BROOKSVILLE — Pasco County Undersheriff Al Nienhuis got the call in his office late Tuesday afternoon.
It was the news he had hoped for: Gov. Charlie Crist had tapped him to serve the last two years of Hernando Sheriff Richard Nugent's term.
"I appreciate the governor's confidence in my abilities," Nienhuis said. "It's an exciting time."
Nugent was elected in November to the District 5 congressional seat currently held by Brooksville Republican Ginny Brown-Waite. His resignation as sheriff is effective Friday.
On paper, the 47-year-old Nienhuis has the experience one would expect in such an appointment, and he was a clear frontrunner in a solid field of eight candidates.
But Crist's choice was stunning in at least one sense: Nugent, a popular Republican sheriff in the middle of his third term, had recommended that Crist name Mike Maurer, Hernando operations chief, to finish his term. That would make for a smooth transition that would be best for the agency and county residents, Nugent said.
Nugent could not be reached for comment Tuesday night.

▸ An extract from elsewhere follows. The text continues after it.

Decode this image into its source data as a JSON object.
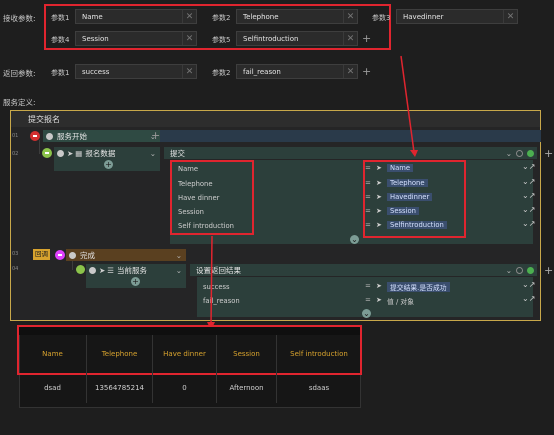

Speculation was rampant that Nienhuis was the dark horse. He is friends with Crist and Republican state Sen. Mike Fasano of New Port Richey, one of Crist's closest allies.
In a statement, Crist focused on Nienhuis' resume.
"Al's 15 years as a dedicated law enforcement officer have given him the experience and skills he needs to honorably serve the people of Hernando County," Crist said. "The leadership he has shown as an undersheriff for nearly a decade have prepared him to serve as one of the top law enforcement officers in our state."
Maurer said he was "very disappointed."
He joined the Hernando department in 1988 when Sheriff Tom Mylander was in office and rose through the ranks with Capt. Scott Bierwiler, who in recent years was considered a top contender for sheriff. When Bierwiler died in a car wreck in 2009, Maurer became a frontrunner to someday succeed Nugent. He already helps run the agency and has deep ties in the community.
"I certainly thought that carried weight, but the governor has spoken," Maurer said. "It hasn't always been about me; it's been about the agency. I'll pull up my bootstraps and do what's best for the people of Hernando County and the Sheriff's Office to make sure we provide the high level of service that I feel we're known for."
Both Nienhuis and Maurer say they have a solid professional relationship, and Nienhuis said he looks forward to working with Maurer.
"My goal is to build on the successes of both Sheriff Mylander and Sheriff Nugent," he said. "I'm never satisfied with the status quo. It's going to take a little bit of time to understand the agency and all the nuances and figure out those things that need to be worked on."
Nienhuis said he could not say for sure whether politics factored into Crist's decision to name him sheriff.
"It would be an issue if there were questions about my qualifications," he said. "I don't want to sound immodest, but I do have a little experience, and I think I can be an asset to the citizens of Hernando County."
He said he will be moving to Hernando County soon.
Nienhuis' law enforcement career began in 1985 with the Florida Marine Patrol, where he first volunteered and later worked part time.
From 1989 to 2000, he served in the Florida Division of Alcoholic Beverages and Tobacco, first as a special agent, then as a sergeant, in the Clearwater district office. He later worked as a lieutenant in the Sarasota district office and as a captain in the Fort Myers district office.
He took his current job in 2001 and has been responsible for detention and law enforcement daily operations in Pasco.
Nienhuis earned a bachelor's degree from the University of South Florida. A graduate of the Federal Bureau of Investigation National Academy, he plans to complete a master's degree in business administration in 2011.
Nienhuis will serve until Jan. 7, 2013. The sheriff's post will be on the 2012 election ballot.
Assistant State Attorney Don Barbee, who runs the State Attorney's Office in Brooksville and has experience as a police officer and FBI agent, also sought the appointment. Among the other applicants were Eddie McConnell, who worked at the Hernando Sheriff's Office for more than two decades and is now a lieutenant with the Groveland Police Department; and Peter Federico, a major crimes detective with the Pasco Sheriff's Office.
Fasano has known Nienhuis for about 15 years and spoke to Crist about him.
"The governor chose the person whom I believe is the best qualified for the position and will do an outstanding job for the people of Hernando County," Fasano said.
"He's a true professional," Fasano said of Nienhuis. "In my opinion, he brings no politics to the Sheriff's Office.
"He's all cop."
Erin Sullivan contributed to this report. Tony Marrero can be reached at firstname.lastname@example.org or (352) 848-1431.